The EU edition of the 2020 International Student Survey is now live and here are some of the key takeaways.
In the wake of the UK’s departure from the EU, it’s understandable that the higher education sector has concerns about the impact of Brexit and how it might impact international student flows in the region
As part of the 2020 EU International Student Survey (ISS), QS asked prospective international students who were interested in studying in the UK whether Britain’s choice to leave the EU had impacted their decision making.
It is important to take into consideration that Brexit negotiations are still taking place and that this ratio may therefore change as prospective students are given a clearer idea of how post-Brexit higher education may look to them.
Of those prospective international students surveyed, 11% claimed that Brexit has negatively affected their intention to study in the UK, however this proportion is significantly more prominent amongst prospective students from within the EU than outside of it.
The prospective international students whose decision to study in the UK had been negatively affected by Brexit were also asked whether they had considered other international destinations as a result.
The EU ISS reveals that over 90% of those students were now interested in at least one other country as a destination for their higher education study.
North America looks likely to benefit the most from changing student flows as a result of Brexit.
However, things are also looking promising for the EU, with 62% of those looking to study elsewhere selecting at least one country in the region, with Germany, Netherlands, and France being the most popular.
Aside from Brexit, the current coronavirus outbreak has also been a hugely prominent event within the higher education sector.
In mid-February, only 27% of prospective international students surveyed claimed that their plans to study overseas had been impacted by the coronavirus.
However, as a reflection of how rapidly the virus spread and its impact on various countries, within six weeks 62% claimed that their plans to study abroad had been affected.
Among many other takeaways from the current crisis, restrictions to mobility have highlighted to institutions the importance of delivering a quality online learning offering.
When asked what they considered the most important factor when assessing a university’s teaching quality, 65% of students interested in studying in the EU chose up-to-date technology; of which online learning is a key feature.
This highlights the need for institutions to refresh their approach to online learning, considering also that nearly 60% of prospective international students expressed some form of interest in studying their degree online.
This interest in online learning can be of some comfort to the higher education sector given that the current coronavirus pandemic is likely to disrupt in-person education for some time.
Along with prioritizing technology, 54% of prospective international students interested in studying in the EU selected a high employment rate as being a good indication of teaching quality.

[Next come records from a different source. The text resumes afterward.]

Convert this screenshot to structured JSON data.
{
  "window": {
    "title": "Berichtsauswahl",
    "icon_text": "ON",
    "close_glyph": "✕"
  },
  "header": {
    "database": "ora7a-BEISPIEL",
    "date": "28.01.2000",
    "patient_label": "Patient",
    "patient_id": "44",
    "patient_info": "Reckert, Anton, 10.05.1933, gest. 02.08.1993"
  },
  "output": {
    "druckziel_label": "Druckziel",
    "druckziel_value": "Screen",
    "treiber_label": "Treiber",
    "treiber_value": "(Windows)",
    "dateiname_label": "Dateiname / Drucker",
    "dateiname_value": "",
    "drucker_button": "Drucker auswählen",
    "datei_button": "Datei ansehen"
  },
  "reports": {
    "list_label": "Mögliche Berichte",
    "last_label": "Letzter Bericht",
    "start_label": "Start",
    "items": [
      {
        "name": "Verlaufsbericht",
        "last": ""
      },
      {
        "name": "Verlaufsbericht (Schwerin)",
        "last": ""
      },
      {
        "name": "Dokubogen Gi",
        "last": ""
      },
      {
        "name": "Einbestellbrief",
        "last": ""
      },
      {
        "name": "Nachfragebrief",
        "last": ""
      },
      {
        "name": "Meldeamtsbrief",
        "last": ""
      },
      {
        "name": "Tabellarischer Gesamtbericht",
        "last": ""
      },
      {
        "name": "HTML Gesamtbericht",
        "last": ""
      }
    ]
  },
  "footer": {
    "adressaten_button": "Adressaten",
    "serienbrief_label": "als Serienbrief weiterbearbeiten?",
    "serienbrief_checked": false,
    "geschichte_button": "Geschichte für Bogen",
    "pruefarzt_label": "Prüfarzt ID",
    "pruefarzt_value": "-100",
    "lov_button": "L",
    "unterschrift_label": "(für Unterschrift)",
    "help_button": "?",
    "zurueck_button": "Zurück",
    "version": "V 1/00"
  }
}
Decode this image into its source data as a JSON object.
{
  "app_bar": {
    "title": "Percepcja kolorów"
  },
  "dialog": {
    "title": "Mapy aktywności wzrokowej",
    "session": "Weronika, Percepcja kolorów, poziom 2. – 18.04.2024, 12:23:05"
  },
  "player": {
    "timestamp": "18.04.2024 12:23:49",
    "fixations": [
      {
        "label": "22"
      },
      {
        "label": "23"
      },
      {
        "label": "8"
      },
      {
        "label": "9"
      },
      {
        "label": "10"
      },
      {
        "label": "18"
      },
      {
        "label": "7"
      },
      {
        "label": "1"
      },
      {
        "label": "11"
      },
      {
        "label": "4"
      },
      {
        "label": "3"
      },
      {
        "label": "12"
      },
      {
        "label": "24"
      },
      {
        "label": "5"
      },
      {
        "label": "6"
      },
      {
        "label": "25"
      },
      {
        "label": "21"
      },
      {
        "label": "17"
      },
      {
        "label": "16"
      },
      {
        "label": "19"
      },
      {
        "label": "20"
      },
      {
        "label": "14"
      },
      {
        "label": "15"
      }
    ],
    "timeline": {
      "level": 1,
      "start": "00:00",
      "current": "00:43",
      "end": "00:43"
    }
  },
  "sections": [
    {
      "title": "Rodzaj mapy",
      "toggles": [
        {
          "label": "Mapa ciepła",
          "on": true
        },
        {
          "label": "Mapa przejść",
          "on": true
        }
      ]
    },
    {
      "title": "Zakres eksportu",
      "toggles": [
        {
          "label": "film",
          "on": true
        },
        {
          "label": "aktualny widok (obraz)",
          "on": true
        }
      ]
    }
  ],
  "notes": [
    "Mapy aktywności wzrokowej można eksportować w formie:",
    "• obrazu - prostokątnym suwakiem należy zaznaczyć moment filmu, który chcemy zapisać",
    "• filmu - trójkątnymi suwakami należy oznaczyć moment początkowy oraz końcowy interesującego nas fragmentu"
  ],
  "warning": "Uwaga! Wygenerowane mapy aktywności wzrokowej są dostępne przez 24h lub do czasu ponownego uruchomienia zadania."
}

In fact, graduate employment rate and the speed with which graduates can find work were selected as two of the most important factors when considering their study options.
For the full report, please download the 2020 EU International Student Survey here.